***** Excerpted records

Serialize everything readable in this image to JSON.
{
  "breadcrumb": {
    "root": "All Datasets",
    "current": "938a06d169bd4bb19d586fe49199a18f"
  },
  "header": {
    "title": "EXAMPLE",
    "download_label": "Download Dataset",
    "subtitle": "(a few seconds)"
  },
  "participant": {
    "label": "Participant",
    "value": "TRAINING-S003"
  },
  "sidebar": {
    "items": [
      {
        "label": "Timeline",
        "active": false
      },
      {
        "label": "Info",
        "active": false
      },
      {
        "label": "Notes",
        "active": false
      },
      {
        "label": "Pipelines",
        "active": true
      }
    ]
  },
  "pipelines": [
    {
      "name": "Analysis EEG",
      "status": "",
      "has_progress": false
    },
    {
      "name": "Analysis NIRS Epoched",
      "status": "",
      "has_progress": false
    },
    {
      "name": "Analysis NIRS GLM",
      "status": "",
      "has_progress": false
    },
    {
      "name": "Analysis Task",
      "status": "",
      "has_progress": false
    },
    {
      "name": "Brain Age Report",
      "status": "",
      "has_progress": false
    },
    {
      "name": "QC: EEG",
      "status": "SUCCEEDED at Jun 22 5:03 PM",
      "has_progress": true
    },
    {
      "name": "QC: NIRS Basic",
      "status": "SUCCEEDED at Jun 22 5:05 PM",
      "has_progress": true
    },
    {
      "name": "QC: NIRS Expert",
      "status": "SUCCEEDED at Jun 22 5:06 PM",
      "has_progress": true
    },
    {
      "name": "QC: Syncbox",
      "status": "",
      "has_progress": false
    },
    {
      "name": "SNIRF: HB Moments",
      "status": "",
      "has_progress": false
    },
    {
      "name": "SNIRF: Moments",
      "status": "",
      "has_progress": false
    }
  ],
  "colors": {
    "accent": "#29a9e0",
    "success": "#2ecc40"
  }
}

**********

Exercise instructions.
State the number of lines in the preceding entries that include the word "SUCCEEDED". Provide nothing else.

Response for this exercise.
3